If you are not already aware of the upstart, insurgent brand DollarShaveClub.com, watch their viral video, which has kick started the company via You Tube.
Produced for $US 4k, the comic-themed video has had millions of views since it was posted on February 23 2012 and the company now has thousands of subscribing customers in the US.
If you go to their website from an Australian IP address you currently get both an announcement and an invitation:
“Dollar Shave Club is coming to Australia!
The business was born out of founder Michael Dublin’s irritation with buying razor blades. He told the US Government’s National Public Radio network “you have to go in the store; you have to find the razor fortress; it’s always locked behind some Lucite case. Then you’ve got to find the guy with the key; he’s always texting his girlfriend; it takes five minutes. And then you get to the register, and it costs 20 bucks — and who wants to do that?”
Confident that many potenital customers share his frustration with the status quo, Dublin is attempting to ride the growing “subscription economy”, which is enabled by digital dynamics that did not exist a decade ago.
Is the Gillette giant worried? They may not be not shaking in their boots, but no doubt they are tracking DollarShaveClub.com’s progress.
Should the big corporate have moved first and attempted to eat its own lunch rather than leave the door open?

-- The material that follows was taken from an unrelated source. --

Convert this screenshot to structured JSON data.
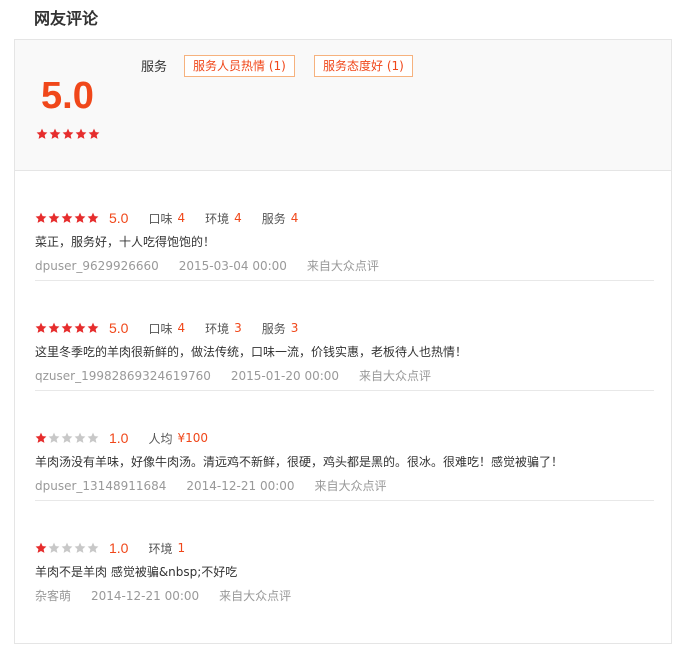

That’s always a tough call for an established encumbent.
Even if this particular upstart doesn’t survive and thrive over the long haul, who is else is out there engineering a low cost, high impact digital model that will slice into Gillette’s high-margin business?